Head and bones of fish, simply simmered for 20 minutes with a bit of onion or leek top to make a stock
1 small leek, washed and finely sliced
1/2 rashers of streaky bacon, thick cut, and cut into dice
2 tbsp cockles
125ml cream
100ml white wine or vermouth
Butter or oil for frying

1) Fry the bacon until crisp and set aside. Make a  leek cream  sauce by sweating the leeks in butter and then adding the wine and let it reduce and add about 50ml of the stock and let that reduce by half. Now add the cream and bring to the boil.Turn down to simmer, add the bacon and cockles and set aside until you need it.
2)  Now its time to pan fry your hake.
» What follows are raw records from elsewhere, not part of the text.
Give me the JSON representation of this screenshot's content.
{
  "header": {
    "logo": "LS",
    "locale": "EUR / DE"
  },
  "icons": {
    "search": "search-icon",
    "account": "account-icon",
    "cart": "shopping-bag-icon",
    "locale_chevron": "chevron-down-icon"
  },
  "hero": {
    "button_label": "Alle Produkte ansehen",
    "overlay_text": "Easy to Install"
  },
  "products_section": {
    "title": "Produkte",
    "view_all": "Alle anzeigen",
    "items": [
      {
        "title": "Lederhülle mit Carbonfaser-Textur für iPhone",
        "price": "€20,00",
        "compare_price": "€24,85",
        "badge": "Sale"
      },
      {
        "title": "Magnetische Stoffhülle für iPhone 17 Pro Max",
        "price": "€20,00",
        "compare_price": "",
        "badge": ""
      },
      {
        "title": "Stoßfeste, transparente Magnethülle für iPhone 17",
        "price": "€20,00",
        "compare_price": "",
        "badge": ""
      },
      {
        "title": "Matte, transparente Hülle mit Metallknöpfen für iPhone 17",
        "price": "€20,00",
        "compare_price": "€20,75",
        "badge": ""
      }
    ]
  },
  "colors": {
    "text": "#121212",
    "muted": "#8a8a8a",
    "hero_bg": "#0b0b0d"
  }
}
Get a non stick frying pan hot, put a little oil in, season the fish on both sides and put in the pan skin side down for 2 minutes. Don't be temted to move it until your ready to turn it over or it will ruin the lovely skin, and this you want to be crispy. Turn over and cook for another 2 minutes and then place on a warm plate with some of the sauce spooned over. Serve with new potatoes and seasonal vegatables or just a piece of bread and a simple salad.

Saturday, 4 June 2011

Family Favourite - Ricotta Dumplings with Tomato Sauce

Ricotta Dumplings with Tomato Sauce
I have recently returned from Italy and I have been inspired by the food there. I was struck by how well Italian children eat and pleased to see that junk food played second fiddle to home cooked food. The focus seemed to be on simple, cheap, seasonal foods prepared with love and care. This dish is what family cooking is all about - cheap, easy and tasty and is my daughters favourite dish, to cook and to eat at the moment. I am also going to try using self raising flour, adding some flavours such as lemon or garlic and then frying them to eat as a snack - I will post to let you know the results.

For the dumplings:
200g ricotta cheese
220g plain flour
25g grated parmesan cheese
3 egg yolks
Salt and pepper
For the tomato sauce:
2 x 400g tins chopped tomatoes
2 cloves garlic, chopped
1 tbsp olive oil
6-7 basil leaves

1) Put a large saucepan of salted water on to boil. Make the dough by combining all the ingredients for the dumplings and mix to a smooth dough with your hands. Cut dough into 3 pieces and roll out into a long sausage shape and cut into thumb sized pieces.
2) Make the tomato sauce by heating the oil and frying the garlic for 1 minute. Add the tomatoes and simmer for 10 minutes. Add the basil and season.
3) When the water is boiling add the dumplings. They will rise to the surface when cooked – about 4- 5 minutes. Give about 10 per portion and spoon some of the sauce over. Finish with more grated parmesan and a green salad.